§ Data about app and page elements:

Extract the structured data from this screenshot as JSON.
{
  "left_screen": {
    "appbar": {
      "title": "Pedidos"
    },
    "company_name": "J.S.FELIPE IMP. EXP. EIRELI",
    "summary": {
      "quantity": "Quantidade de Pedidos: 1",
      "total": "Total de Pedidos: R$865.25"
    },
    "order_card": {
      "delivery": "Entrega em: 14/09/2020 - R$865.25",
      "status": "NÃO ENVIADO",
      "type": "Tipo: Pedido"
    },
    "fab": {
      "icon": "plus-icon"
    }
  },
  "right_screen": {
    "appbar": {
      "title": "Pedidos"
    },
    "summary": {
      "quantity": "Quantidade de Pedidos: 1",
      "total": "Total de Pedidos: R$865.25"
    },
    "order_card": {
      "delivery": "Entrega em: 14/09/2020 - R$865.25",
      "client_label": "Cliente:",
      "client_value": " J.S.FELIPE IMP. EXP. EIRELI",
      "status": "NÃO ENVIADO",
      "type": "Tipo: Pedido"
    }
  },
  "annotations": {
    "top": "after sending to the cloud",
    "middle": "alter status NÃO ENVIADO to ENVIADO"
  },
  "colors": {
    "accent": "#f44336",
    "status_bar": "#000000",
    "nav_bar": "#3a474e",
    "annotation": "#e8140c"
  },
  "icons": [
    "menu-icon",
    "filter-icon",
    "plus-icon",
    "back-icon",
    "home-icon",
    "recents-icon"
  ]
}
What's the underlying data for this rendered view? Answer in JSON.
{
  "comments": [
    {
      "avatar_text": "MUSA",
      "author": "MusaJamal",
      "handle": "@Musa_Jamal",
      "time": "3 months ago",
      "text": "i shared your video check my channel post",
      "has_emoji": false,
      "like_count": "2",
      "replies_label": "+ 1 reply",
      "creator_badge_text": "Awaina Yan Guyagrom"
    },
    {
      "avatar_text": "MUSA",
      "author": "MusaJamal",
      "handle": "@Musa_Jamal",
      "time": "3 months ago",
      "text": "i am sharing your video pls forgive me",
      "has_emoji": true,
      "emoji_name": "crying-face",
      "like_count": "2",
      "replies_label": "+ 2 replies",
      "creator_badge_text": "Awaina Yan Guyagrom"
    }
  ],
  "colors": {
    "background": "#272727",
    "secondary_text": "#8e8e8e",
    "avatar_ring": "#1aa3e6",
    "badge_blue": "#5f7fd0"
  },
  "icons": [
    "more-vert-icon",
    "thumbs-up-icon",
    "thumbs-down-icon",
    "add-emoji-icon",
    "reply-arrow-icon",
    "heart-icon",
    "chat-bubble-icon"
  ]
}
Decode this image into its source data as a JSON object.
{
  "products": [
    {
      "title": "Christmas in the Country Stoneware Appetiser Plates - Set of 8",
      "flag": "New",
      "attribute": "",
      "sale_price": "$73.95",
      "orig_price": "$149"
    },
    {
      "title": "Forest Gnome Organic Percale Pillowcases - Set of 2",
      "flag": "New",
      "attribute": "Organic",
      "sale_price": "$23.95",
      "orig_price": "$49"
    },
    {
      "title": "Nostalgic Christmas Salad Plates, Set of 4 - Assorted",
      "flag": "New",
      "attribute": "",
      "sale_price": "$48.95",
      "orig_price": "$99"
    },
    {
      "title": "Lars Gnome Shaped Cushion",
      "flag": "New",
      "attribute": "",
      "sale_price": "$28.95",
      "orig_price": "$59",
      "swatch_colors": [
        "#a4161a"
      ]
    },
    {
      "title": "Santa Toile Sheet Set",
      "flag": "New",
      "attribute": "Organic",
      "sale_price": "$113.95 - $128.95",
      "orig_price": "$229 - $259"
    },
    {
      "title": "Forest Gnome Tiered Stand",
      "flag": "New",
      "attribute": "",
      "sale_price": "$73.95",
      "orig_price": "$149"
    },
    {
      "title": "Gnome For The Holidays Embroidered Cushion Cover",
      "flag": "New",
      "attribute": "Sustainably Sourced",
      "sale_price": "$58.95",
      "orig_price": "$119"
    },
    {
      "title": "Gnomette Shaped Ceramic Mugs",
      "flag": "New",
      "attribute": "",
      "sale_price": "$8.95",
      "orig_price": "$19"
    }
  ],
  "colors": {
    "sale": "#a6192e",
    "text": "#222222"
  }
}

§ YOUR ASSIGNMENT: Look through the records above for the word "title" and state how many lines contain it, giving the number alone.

§ OUTPUT: 10